Wednesday, September 03, 2014
From Dr. George Carlo, founder, Science and Public Policy Institute, Washington, D.C.
"If there is even a reasonable possibility that cell phone radiation is carcinogenic, the time for action in the public health and regulatory sectors is upon us. Even though the financial and social cost of restricting such devices would be significant, those costs pale in comparison to the cost in human lives from doing nothing, only to discover thirty or that the early signs were pointing in the right direction."
Judge Frederick H. Weisberg
• These cases went to the U.S. Supreme Court and certiorari was denied in December 2005. The cases were remanded to the state courts and the present cases -- 13 -- are part of that remand group.
• The litigation motions have been going back and forth between plaintiffs and the wireless industry since 2007.
• There have been other relevant decisions in the case on technical aspects:
◦ Claims based on phones used prior to 1996 when the Telecommunications Act (TCA) went into effect, are allowed in the litigation.
◦ Claims based on phones used after the TCA went into effect and compliant with the 1.6 W/Kg SAR standard, are pre-empted.
◦ Claims based on phones used after the TCA went into effect but with SAR about the standard, are allowed in the litigation.

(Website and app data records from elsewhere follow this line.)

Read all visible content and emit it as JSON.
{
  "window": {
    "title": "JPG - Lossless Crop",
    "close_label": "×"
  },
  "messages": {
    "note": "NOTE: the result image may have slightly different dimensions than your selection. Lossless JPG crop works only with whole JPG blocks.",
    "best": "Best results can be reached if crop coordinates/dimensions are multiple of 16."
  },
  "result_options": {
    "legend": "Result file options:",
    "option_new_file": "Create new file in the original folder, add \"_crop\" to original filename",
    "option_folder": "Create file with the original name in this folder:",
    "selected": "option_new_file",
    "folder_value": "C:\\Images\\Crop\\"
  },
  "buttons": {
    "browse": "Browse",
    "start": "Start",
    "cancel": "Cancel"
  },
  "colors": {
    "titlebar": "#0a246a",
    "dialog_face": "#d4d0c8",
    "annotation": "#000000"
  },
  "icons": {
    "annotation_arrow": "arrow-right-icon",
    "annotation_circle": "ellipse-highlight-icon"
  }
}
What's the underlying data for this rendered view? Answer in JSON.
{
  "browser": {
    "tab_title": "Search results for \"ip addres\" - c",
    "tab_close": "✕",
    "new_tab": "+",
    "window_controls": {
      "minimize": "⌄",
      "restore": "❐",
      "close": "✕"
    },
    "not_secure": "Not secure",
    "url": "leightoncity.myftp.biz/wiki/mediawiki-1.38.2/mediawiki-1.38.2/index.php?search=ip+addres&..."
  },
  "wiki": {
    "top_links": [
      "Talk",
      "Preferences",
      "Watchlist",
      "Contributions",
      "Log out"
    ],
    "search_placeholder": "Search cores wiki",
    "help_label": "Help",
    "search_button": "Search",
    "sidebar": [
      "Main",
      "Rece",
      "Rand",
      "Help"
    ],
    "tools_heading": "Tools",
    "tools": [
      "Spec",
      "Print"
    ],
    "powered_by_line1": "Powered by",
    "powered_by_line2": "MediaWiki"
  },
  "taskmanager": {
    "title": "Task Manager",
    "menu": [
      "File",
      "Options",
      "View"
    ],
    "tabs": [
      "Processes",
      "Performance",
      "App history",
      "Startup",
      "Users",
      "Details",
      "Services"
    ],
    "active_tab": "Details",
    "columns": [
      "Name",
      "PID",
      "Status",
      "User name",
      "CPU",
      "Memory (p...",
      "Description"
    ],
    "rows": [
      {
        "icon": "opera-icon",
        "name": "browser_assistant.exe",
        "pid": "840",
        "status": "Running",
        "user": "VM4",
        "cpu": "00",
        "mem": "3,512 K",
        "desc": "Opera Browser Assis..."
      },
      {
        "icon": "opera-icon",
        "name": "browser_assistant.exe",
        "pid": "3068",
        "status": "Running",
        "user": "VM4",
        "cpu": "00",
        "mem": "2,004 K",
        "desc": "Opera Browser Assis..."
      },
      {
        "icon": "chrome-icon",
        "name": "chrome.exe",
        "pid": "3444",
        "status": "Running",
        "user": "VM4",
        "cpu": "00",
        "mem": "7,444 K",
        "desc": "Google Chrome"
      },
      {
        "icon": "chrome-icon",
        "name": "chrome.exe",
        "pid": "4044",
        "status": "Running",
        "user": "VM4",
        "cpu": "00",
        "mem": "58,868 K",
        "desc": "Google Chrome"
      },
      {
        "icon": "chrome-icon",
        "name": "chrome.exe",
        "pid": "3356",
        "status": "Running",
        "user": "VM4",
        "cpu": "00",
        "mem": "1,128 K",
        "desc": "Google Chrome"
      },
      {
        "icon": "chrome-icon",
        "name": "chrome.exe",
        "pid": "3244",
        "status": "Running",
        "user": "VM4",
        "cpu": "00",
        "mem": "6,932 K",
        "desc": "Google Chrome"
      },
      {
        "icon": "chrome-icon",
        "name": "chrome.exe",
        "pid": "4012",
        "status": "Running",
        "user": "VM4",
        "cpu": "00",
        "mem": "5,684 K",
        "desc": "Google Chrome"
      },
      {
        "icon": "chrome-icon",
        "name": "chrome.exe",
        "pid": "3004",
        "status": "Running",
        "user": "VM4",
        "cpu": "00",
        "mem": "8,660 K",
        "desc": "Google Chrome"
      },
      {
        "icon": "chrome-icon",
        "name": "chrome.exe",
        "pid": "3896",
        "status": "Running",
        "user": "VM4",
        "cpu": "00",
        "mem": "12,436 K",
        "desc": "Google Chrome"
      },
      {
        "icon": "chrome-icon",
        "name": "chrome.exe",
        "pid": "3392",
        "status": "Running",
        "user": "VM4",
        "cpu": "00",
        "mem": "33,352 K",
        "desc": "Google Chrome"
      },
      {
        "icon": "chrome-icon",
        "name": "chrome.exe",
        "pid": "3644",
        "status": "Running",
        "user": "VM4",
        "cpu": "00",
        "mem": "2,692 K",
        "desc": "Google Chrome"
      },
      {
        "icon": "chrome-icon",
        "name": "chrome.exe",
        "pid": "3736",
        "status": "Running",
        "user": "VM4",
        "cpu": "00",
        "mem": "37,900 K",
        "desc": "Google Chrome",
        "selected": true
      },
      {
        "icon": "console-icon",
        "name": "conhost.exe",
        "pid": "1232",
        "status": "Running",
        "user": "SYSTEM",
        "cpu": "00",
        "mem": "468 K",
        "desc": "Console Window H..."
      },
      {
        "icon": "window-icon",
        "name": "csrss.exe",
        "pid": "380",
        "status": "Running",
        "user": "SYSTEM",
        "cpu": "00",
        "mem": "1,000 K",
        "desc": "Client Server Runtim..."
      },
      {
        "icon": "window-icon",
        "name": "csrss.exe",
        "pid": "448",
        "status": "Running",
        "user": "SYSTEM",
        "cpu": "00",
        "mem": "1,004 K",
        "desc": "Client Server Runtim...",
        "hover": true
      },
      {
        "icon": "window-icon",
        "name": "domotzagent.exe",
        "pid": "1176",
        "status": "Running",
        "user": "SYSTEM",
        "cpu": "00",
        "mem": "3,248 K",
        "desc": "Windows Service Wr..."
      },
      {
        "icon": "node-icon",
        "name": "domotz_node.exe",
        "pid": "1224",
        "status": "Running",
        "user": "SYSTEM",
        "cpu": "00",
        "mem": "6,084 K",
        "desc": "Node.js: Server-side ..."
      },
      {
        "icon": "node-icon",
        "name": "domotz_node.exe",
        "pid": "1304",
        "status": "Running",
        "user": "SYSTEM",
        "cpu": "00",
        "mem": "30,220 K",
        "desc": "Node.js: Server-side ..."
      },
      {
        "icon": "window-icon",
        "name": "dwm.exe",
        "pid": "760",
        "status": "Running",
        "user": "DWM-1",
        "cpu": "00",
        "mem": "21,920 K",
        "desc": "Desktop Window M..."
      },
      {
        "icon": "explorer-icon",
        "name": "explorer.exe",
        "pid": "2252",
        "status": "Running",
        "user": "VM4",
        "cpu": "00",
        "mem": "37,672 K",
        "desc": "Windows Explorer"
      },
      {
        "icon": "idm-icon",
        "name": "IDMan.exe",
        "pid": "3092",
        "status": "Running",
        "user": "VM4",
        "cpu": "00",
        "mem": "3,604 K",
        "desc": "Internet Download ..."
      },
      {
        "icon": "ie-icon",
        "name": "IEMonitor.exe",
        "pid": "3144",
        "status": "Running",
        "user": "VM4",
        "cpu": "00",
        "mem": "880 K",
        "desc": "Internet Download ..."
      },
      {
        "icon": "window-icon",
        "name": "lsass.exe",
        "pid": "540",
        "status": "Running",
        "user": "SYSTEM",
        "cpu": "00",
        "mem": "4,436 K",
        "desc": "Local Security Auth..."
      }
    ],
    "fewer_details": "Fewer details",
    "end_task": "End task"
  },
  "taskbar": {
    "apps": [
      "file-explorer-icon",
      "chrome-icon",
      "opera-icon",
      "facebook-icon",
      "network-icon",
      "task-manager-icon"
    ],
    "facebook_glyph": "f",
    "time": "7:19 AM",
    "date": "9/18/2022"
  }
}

• The litigation is bifurcated -- these orders have to do with which the Dyas/Frye test to determine which experts can testify in the next phases of the litigation. So, there are five experts who are approved to go forward for the next phase.
• The next phase is bifurcated as well: General Causation -- can cell phones cause brain cancer; Specific Causation -- did a particular phone cause a specific brain tumor in a specific plaintiff.
• The next phase of discovery will be the first time that the industry has had to turn over data. No other litigation in the U.S. has gotten this far.